PROBLEM STATEMENT:
Needed from the entries below: every line that holds the word "icon".

SOURCE INFORMATION:

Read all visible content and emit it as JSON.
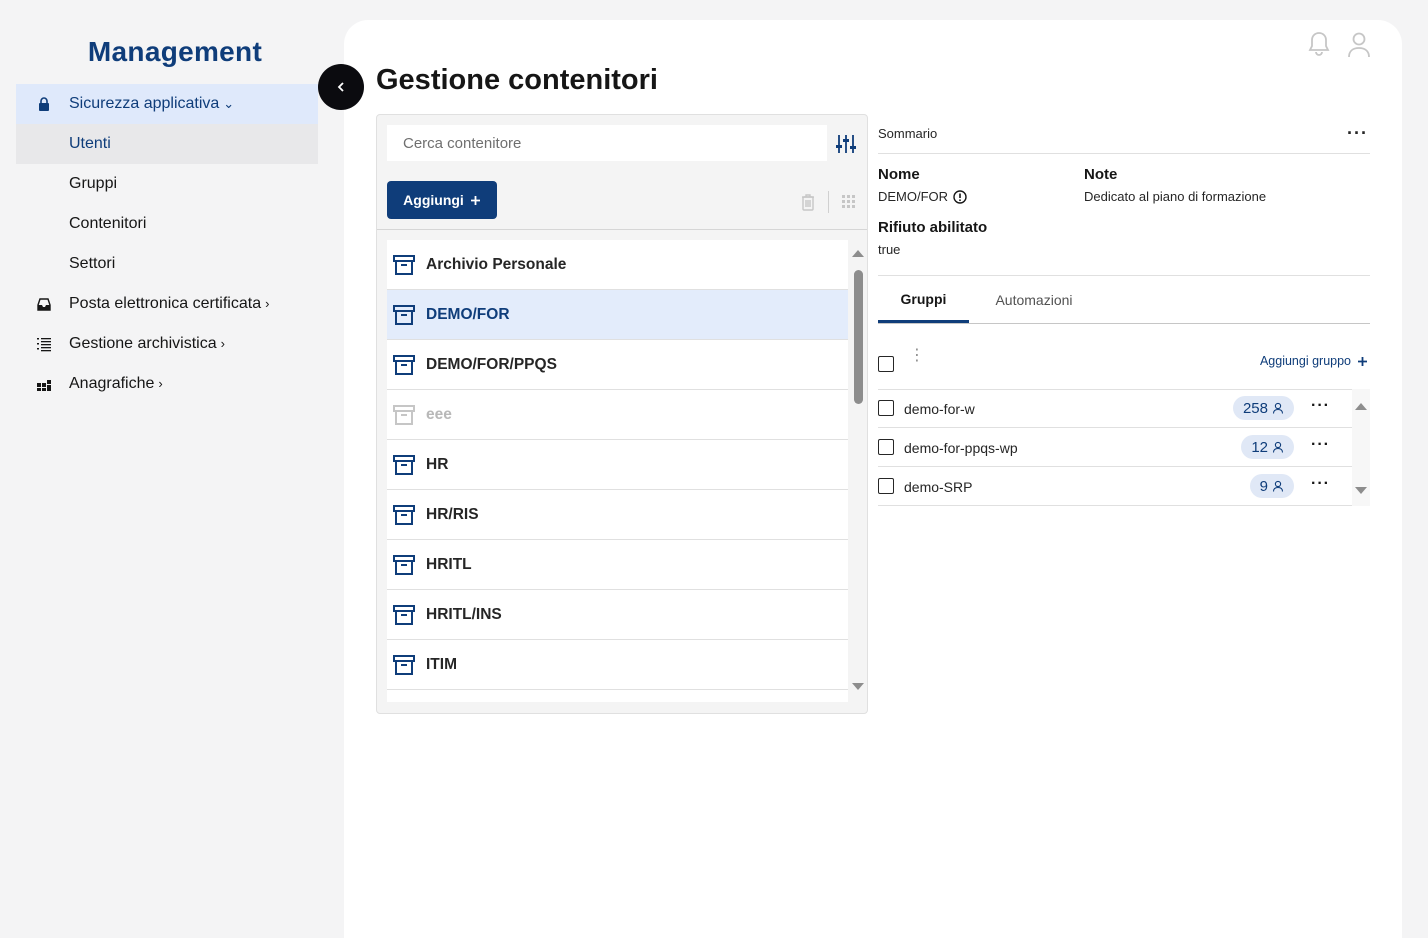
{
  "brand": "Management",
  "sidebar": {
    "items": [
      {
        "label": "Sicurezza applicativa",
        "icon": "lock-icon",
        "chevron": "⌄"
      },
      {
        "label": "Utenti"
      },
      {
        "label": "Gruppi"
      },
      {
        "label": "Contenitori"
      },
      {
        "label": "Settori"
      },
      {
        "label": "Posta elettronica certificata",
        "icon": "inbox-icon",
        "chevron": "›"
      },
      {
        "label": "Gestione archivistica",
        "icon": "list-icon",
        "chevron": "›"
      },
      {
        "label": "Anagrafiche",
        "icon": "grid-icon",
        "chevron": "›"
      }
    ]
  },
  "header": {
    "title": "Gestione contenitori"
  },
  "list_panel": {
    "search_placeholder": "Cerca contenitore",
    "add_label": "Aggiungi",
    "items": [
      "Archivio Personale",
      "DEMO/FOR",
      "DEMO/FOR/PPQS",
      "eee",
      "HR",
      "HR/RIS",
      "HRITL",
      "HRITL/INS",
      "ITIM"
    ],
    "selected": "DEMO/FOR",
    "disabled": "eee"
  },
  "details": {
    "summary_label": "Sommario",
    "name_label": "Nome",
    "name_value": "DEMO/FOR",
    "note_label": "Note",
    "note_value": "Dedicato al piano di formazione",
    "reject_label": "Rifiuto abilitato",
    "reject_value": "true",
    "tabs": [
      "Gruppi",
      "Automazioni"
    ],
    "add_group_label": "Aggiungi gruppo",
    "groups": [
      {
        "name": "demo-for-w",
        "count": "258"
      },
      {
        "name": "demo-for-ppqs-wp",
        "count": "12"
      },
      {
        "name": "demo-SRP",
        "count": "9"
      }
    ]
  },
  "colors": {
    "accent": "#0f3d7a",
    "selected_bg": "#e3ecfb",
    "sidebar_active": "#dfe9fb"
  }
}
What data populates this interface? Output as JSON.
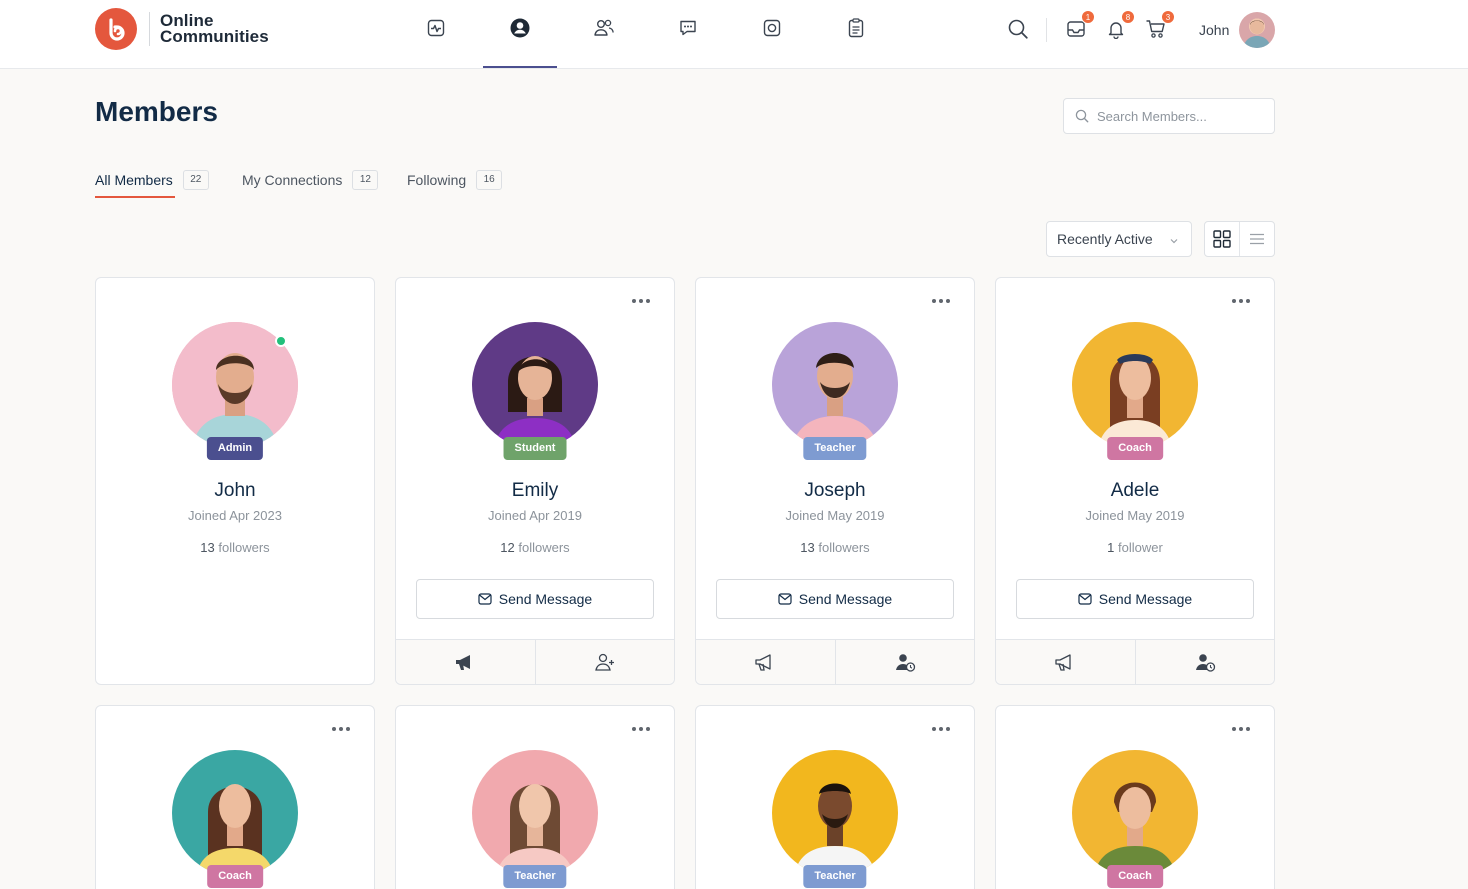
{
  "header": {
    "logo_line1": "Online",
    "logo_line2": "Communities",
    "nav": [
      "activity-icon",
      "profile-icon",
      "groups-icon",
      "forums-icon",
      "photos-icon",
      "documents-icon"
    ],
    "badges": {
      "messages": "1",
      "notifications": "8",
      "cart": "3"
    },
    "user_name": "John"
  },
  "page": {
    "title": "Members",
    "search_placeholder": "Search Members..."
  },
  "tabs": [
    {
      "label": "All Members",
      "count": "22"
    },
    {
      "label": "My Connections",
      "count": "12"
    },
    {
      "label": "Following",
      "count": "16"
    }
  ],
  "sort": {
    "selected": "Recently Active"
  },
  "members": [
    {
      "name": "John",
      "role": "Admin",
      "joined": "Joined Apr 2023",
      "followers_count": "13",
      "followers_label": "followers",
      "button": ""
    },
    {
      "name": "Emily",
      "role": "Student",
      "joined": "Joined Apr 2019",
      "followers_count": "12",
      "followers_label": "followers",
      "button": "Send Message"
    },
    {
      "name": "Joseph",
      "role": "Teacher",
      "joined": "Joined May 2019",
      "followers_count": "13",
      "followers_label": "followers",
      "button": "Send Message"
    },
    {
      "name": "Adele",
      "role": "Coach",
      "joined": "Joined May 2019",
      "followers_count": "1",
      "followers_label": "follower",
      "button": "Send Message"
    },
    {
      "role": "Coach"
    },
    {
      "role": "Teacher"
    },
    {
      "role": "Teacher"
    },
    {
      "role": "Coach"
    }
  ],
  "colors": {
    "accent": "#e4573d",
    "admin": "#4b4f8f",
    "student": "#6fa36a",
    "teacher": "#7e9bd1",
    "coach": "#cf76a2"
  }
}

TASK RESPONSE:
        "icon": "lock-icon",
        "icon": "inbox-icon",
        "icon": "list-icon",
        "icon": "grid-icon",
      "activity-icon",
      "profile-icon",
      "groups-icon",
      "forums-icon",
      "photos-icon",
      "documents-icon"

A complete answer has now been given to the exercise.